Landesque Capital and the Political Ecology of the Anthropocene

In many areas of South East Asia rice terraces which are centuries old cover the mountainsides, while paddy field farming in South East Asia goes back hundreds of years. In South America recent discoveries of raised field systems which cover hundreds of square miles are rewriting our understanding of land use in that region.

These are historical examples of ‘landesque capital’, a term that has been used by political ecologists to describe an investment in productive land with an anticipated life well into the future.  An effort is made when groups anticipate the labour investment will ‘pay off’ well into the future, even beyond a farmer’s lifetime, in order to substantially ‘save’ on labour and other types of inputs in future production cycles.

Terraced rice paddy fields built running up a steep hill.
Terraced paddy fields in Tegallalang, Bali, Indonesia. Credit: Roberto Faccenda (CC BY-SA 2.0).

Domesticated landscapes and the Anthropocene concepts have revolutionized our understanding of how the world’s natural environment has been changed through human agency over millennia. While the Anthropocene concept highlights the integration of human activities over time in the natural world, scholars have not closely examined how different types of social processes are linked to different human-environmental relationships. What the concept of landesque capital adds to this research field is to incorporate the issue of labour as a crucial component of the inter-relationship between people and the environment.

Landesque capital includes the accumulated results of previous work to the land and how labour to do this work was mobilized. It also encompasses the social institutions and processes that engaged the labour that resulted in the landesque capital. Thus the building of productive and sustainable landscapes, both in the past and the present, becomes not primarily a question of indigenous knowledge or the development of new “green” techniques. Rather, it becomes a question of how labour investments and innovations to the land were made and supported by social, political, and economic institutions and contexts. This includes issues such as how the labour was organised that resulted in the landesque capital, and how the presence of that investment shaped, and shapes, social and economic processes. This question encompasses both the systematic changes that were incurred by major works, such as large irrigation canals, as well as the labour that accrues incrementally over time resulting, for example, in anthropogenic soils (defined as soil with properties which are predominantly the result of human activities).

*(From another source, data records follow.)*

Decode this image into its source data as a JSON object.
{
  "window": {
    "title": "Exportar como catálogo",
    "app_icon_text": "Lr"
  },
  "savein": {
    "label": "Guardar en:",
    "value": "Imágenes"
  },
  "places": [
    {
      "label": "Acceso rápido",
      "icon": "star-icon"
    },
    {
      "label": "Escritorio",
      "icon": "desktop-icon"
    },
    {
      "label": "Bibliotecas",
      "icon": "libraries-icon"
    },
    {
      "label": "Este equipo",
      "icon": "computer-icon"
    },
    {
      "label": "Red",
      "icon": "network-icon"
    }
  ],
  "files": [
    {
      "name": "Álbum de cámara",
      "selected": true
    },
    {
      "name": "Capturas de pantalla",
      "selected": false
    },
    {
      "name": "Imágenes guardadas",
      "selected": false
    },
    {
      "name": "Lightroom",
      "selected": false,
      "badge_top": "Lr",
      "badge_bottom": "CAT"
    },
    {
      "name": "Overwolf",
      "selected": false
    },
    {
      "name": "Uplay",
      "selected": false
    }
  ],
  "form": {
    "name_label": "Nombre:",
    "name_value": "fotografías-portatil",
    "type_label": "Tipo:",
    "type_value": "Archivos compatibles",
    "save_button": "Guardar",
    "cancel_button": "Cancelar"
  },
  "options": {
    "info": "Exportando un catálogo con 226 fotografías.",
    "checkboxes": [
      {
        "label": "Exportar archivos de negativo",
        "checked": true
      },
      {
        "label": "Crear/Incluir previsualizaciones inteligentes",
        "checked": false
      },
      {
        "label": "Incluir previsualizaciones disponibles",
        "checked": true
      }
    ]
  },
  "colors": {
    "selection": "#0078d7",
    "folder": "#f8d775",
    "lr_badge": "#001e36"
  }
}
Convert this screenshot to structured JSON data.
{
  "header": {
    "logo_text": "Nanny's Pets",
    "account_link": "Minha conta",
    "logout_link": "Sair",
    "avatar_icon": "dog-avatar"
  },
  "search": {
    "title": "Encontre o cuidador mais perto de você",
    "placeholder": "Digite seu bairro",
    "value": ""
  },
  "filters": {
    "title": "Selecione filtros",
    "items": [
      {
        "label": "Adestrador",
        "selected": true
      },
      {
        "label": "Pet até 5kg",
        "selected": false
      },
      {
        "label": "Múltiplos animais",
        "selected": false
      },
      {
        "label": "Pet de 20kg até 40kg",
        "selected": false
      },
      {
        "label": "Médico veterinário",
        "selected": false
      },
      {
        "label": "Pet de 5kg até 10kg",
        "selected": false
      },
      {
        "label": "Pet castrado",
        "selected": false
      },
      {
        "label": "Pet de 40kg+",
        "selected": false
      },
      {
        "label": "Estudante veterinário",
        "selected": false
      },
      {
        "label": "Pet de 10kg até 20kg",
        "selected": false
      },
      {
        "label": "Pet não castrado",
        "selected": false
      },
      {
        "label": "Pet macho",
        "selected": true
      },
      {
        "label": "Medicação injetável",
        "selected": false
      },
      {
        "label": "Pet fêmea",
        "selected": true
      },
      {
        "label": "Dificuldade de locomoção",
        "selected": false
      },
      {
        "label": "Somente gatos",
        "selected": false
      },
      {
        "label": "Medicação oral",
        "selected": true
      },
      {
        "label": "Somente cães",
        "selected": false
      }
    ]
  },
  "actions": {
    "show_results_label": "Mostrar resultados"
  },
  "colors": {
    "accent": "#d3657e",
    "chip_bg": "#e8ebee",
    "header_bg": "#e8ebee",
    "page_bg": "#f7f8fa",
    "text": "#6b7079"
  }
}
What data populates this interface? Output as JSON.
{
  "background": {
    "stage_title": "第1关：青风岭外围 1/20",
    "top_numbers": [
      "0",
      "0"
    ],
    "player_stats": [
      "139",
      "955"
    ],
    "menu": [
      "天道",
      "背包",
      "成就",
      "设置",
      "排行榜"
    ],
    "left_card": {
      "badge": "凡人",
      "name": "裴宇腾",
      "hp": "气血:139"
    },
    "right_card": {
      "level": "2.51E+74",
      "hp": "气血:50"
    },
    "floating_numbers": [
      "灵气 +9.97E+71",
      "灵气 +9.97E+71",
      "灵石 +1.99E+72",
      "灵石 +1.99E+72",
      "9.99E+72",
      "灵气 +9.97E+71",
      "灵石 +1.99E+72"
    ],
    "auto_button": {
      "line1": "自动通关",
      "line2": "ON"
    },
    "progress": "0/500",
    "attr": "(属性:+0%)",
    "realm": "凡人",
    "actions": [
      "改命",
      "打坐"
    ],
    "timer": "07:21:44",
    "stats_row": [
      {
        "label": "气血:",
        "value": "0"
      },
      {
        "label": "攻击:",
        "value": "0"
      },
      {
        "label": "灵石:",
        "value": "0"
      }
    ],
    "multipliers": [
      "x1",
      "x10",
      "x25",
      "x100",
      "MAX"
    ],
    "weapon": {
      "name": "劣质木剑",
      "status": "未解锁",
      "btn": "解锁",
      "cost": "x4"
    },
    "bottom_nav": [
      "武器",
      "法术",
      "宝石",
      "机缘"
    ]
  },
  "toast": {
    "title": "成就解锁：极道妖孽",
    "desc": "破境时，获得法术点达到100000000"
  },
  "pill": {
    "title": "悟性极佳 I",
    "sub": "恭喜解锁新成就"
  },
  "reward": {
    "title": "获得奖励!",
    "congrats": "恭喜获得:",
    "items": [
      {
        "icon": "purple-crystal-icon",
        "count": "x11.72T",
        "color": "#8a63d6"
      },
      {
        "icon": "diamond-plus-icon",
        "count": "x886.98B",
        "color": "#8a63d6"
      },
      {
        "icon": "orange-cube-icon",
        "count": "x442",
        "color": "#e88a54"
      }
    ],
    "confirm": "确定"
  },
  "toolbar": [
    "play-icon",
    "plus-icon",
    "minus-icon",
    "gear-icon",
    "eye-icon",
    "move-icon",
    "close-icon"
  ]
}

This landesque capital approach stands in contrast to the developmentalist narrative that assumes that the cause of low productivity is found in poor soils, poor climate, poor knowledge, and poor technology. The standard prescription from the world’s development organizations is commercial inputs, education, empowerment, and markets. Within this perspective there is a strong movement to internalize natural resources within the framework of capitalist logics. Such concepts as Natural Capital and Ecosystem Services are designed to bring natural resources into a market economy by assigning prices to everything from rain forests to beaches. The proponents of this view bring it fully within the realm of capitalism, making it ever more difficult to conceptualize nature in non-capitalist ways. Because agricultural labour in many parts of the Global South is to a great extent not commodified it remains an overlooked resource.

N. Thomas Håkansson and Mats Widgren (eds.) Landesque Capital: The Historical Ecology of Enduring Landscape Modifications, Left Coast Press, Walnut Creek, CA.

While my explication of landesque capital has been historical, the next step to lessons for the present and the future is short. I believe development initiatives are bound to fail if they do not encompass and incorporate an understanding of what assets in the form of landesque capital smallholders already have, from the more obvious cases of terracing and irrigation, to the more subtle cases of anthropogenic soils and vegetation.

Thomas Håkansson is Adjunct Professor, Department of Anthropology at the University of Kentucky. He has done extensive field and archival research on the emergence and maintenance of irrigation and permanent agriculture in pre-colonial and colonial Kenya and Tanzania.

To find out more read N. Thomas Håkansson and Mats Widgren (eds) Landesque Capital: The Historical Ecology of Enduring Landscape Modifications, Left Coast Press, Walnut Creek, CA.